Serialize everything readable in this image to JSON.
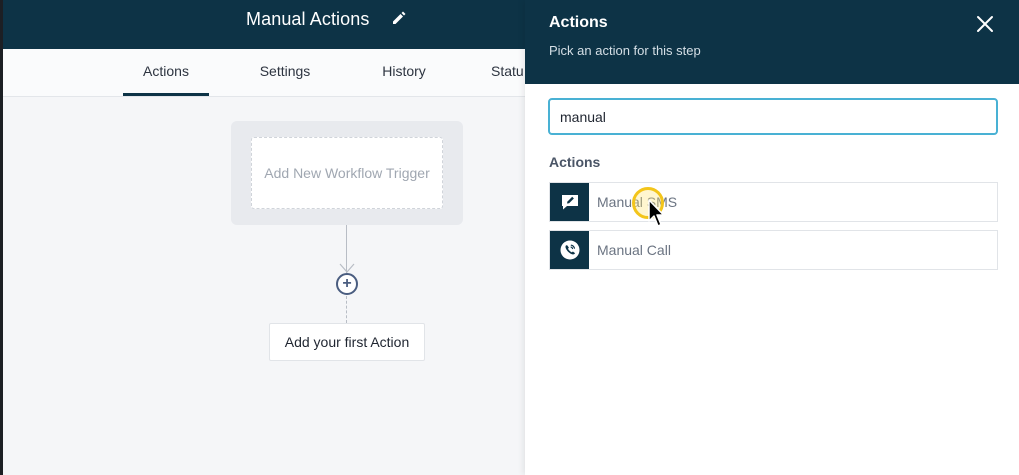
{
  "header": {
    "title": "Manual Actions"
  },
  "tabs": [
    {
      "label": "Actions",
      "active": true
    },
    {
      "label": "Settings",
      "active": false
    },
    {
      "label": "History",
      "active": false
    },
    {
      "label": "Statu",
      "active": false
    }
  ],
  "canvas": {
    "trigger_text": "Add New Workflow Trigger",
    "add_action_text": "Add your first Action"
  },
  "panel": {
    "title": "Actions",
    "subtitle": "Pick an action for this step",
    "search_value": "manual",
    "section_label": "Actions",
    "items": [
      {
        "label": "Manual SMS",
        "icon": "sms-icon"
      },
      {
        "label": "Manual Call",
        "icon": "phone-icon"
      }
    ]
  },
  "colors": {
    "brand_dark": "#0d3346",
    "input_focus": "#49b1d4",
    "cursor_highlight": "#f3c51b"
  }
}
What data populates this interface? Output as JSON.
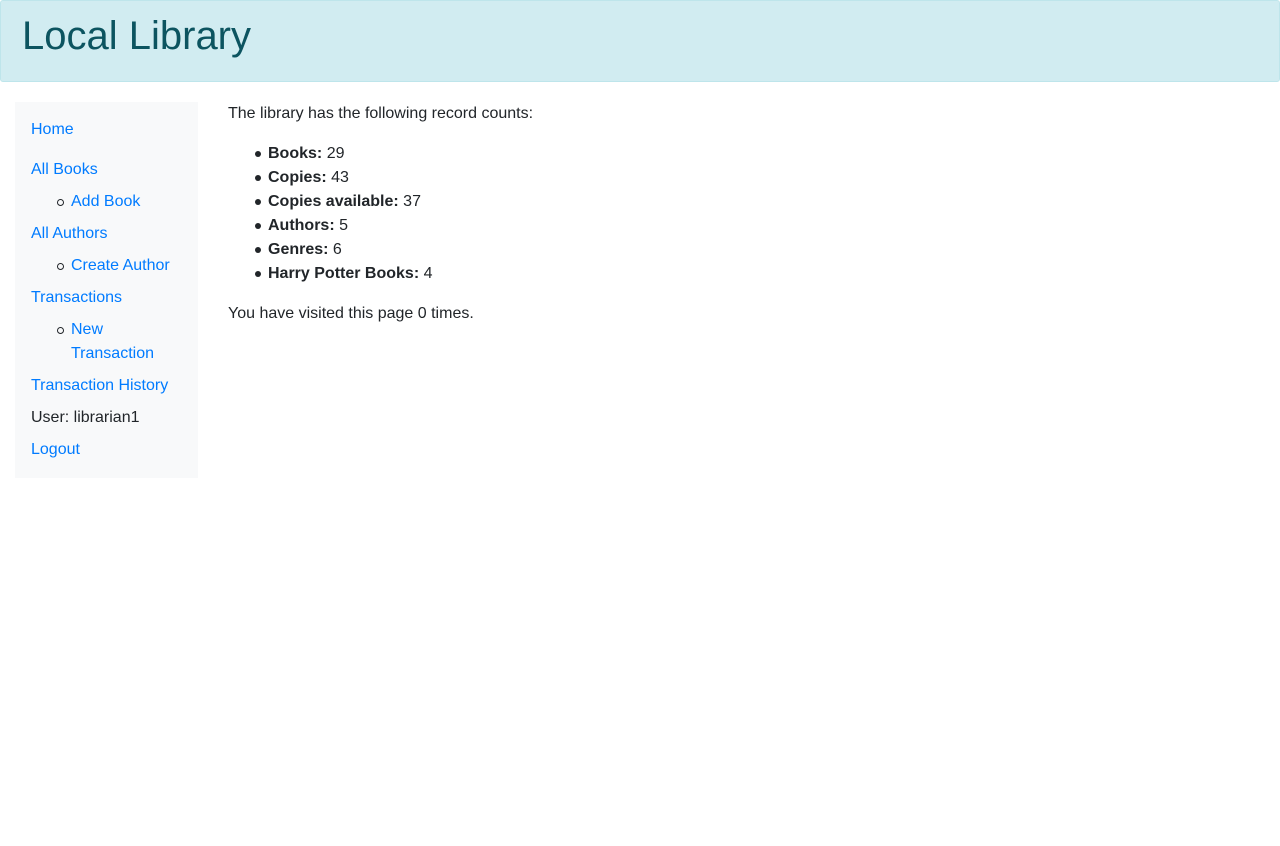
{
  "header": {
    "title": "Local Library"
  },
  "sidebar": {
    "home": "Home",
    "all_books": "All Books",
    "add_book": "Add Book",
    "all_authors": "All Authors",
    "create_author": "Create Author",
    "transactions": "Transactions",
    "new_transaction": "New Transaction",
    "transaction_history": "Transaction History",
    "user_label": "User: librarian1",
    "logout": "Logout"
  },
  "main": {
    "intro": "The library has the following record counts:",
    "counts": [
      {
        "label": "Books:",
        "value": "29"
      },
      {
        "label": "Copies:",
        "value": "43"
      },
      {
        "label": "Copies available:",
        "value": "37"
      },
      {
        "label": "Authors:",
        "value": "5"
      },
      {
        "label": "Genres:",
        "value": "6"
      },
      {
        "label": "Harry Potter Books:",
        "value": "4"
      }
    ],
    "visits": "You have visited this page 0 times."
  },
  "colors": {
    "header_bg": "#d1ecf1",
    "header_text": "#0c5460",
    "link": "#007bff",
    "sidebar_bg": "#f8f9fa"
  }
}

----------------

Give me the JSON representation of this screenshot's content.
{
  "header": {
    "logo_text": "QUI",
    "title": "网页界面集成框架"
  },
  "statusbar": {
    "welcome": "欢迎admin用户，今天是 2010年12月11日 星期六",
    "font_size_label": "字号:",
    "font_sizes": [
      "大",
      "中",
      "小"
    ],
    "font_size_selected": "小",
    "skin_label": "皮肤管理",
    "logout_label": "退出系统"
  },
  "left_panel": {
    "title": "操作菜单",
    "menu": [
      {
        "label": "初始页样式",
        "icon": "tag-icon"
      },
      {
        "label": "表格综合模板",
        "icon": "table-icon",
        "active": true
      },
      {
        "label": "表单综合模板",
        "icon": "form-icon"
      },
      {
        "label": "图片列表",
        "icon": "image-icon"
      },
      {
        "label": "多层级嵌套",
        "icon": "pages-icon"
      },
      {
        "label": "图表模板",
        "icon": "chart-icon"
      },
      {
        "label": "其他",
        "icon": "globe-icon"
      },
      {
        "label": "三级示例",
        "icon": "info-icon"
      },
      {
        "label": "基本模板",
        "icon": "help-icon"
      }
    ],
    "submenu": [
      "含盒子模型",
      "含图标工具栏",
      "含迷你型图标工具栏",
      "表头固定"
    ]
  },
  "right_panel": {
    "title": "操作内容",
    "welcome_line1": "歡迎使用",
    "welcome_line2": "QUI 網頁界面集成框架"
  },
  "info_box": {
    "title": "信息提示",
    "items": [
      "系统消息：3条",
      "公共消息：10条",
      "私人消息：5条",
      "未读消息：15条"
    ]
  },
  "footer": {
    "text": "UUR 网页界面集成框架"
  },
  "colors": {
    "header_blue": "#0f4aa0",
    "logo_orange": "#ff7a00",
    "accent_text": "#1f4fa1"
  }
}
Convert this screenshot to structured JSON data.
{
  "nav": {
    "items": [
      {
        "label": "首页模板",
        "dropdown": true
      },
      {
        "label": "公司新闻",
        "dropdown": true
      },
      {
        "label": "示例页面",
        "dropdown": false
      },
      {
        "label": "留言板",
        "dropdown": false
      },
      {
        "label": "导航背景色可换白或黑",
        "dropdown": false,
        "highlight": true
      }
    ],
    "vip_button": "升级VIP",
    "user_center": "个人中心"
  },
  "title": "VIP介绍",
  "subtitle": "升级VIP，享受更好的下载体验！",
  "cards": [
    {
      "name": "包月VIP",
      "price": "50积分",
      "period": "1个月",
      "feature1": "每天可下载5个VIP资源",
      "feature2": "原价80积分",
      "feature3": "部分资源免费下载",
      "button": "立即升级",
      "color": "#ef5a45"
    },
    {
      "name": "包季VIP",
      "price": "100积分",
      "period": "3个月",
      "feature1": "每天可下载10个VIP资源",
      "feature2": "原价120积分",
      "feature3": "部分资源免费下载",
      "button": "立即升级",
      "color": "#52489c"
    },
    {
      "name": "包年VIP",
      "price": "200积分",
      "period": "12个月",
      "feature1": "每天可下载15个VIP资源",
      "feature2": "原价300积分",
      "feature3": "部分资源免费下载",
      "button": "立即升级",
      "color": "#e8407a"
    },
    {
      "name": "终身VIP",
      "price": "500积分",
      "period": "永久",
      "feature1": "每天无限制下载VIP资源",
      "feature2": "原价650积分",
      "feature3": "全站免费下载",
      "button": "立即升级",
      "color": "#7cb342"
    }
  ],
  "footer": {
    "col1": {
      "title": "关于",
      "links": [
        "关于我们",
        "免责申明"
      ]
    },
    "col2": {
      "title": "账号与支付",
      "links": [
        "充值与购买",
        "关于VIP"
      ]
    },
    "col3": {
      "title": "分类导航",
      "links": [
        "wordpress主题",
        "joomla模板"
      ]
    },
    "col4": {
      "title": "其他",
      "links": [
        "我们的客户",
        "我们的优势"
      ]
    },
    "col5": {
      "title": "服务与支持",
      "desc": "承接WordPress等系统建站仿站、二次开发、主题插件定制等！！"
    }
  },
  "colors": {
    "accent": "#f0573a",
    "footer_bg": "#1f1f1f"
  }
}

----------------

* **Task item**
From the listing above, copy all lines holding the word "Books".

* **Your solution**
    "all_books": "All Books",
        "label": "Books:",
        "label": "Harry Potter Books:",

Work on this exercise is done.